Friday, June 15, 2012
Here's an idea...
...for an extremely delicious, simple, seasonal weekend supper, even if it ain't all local: grilled or pan-roasted Copper River sockeye salmon on a bed of (grilled or roasted) greens (here daikon flowers, yeah, who knew...?), roasted baby beets, green garlic-tarragon mayo.
I went fishing this week and last and encountered amazing, complex mayfly hatches, and fish churning up the water in their bug-eating fervor, just a stunning phenomenon to behold. As far as the catching went, I got schooled by the fishes. The trout can become incredibly selective in the midst of hatches like this, and therefore difficult to fool. I caught a few fish, but brought nothing home. Oh, well.

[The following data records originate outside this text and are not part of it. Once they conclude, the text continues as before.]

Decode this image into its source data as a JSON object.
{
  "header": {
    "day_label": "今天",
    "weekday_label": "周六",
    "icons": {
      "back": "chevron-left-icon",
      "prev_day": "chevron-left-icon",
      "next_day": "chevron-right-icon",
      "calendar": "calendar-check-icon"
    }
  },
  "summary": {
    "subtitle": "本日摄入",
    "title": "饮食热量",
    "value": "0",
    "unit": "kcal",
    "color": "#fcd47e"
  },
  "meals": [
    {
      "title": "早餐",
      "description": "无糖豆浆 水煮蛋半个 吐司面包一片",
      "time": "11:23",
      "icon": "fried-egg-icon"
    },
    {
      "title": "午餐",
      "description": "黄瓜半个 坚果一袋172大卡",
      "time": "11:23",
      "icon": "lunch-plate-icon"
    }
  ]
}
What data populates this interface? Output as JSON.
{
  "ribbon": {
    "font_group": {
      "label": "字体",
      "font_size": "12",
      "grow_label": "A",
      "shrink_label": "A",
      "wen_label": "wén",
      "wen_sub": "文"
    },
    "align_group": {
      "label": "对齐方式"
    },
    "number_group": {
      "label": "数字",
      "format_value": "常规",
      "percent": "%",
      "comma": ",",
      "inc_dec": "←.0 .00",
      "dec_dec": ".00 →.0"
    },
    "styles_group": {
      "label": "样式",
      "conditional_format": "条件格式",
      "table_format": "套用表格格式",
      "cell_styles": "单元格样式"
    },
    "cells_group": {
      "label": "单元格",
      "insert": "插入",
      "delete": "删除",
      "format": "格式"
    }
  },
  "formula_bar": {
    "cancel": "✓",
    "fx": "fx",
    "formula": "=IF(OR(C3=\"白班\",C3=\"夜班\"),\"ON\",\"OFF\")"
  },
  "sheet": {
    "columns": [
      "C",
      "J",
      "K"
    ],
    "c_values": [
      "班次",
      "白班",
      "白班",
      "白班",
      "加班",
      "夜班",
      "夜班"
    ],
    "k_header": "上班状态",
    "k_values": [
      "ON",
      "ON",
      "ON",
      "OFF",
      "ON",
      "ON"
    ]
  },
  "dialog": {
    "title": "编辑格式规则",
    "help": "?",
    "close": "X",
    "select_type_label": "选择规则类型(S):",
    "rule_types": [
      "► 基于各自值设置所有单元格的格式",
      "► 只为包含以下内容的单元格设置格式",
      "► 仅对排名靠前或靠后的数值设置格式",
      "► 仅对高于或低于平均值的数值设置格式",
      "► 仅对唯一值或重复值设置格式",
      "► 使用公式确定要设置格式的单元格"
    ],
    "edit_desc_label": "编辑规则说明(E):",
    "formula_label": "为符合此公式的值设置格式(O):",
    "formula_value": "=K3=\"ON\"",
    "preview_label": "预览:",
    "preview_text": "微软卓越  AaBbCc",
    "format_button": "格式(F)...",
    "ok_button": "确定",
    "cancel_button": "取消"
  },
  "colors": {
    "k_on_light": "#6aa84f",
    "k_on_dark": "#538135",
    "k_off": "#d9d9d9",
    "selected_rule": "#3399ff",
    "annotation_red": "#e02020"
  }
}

The upside of this is that if I had brown trout in the creel I probably wouldn't have gone shopping for salmon, and the wild Copper River sockeye that's in the markets now is some of the best fish I have ever tasted. It's particularly rich and succulent for sockeye, which, while always flavorful, can be dry, and easily turns tacky if the least bit overcooked. These fat fillets could have passed for king salmon. I got mine at Seward Co-op, and they get it from Coastal Seafood.
I've done it on the grill, and it was fantastic; in the wake of yesterday's deluge we cooked indoors, pan-roasting the fish, oven roasting some baby beets and daikon flowers from the market. Oh, and the plate was garnished with salted milkweed flower buds that toasted up for a couple minutes in the pan the salmon was cooked in.
Daikon flowers were a discovery at last week's Menomonie farmers market--never seen them before. They look a bit like broccoli rabe at first glance, and the flavor and texture are somewhat comparable, with a bit more radishy pungency. I have tossed them with olive oil, lemon juice, salt and pepper and put them on the grill. Yesterday, oven roasted with a bit of sunflower oil, coarse salt, and sliced green garlic, at 425 for about 10 minutes. Wonderful, fun to eat, and if you can get your hands on some I imagine you will impress even the most up-to-the-minute of your trendy foodie friends. Use whatever flavorful cooking greens you find at your market or in the garden--you know, pea tips would have been really good.
Beets, the beets, oh my god the beets! So sweet and tender and with a caramel spice fragrance that was incredibly appetizing. Roasted in a covered baking dish at 425 for 35 to 40 minutes until they pierce easily with a paring knife. Beets this tiny do not need to be peeled. The little whiskery tails were a delicacy, intensely sweet, a bit burnt, a tad licoricey tasting. They were great with the mayo flavored with lots of very finely minced green garlic and just a little tarragon, which will take over. Show it who's boss--I used the chopped leaves of a four-inch sprig for about 2/3 cup of mayo. (My basic mayo method here; in this case I did a two-yolk batch, and the oil was 1 1/4 cups canola and 1/4 cup olive. I've taken to making mayo in our 8-quart stainless steel mixing bowls, which may seem like overkill, but keeps me and the kitchen a lot cleaner.)
We find that six ounces of salmon per person is an ample serving of this rich fish. We cooked it in a cast iron skillet, and (secret ingredient) I used a bit of rendered fat from our home-smoked bacon. Cook it skin-side down 75 percent of the cooking time to get the skin nicely crisp--the skin didn't brown as evenly as I would have liked, but was still delicious. I blame the crappy electric range that came with the new old house. I cooked the salmon on the stovetop for perhaps six minutes on medium-high, then flipped it and put the pan in a 275 oven for a couple of minutes to finish.
For these last couple of minutes I also added the milkweed flower buds which had been rinsed, drained, patted dry, and salted generously, to make a quick caper ersatz. A nice wild and seasonal touch, tasty and pretty.
There's this thing I like to say, sums up my foraging philosophy: 90 percent of good cooking is good shopping. Case in point. Bon appétit.
Text and photos copyright 2012 by Brett Laidlaw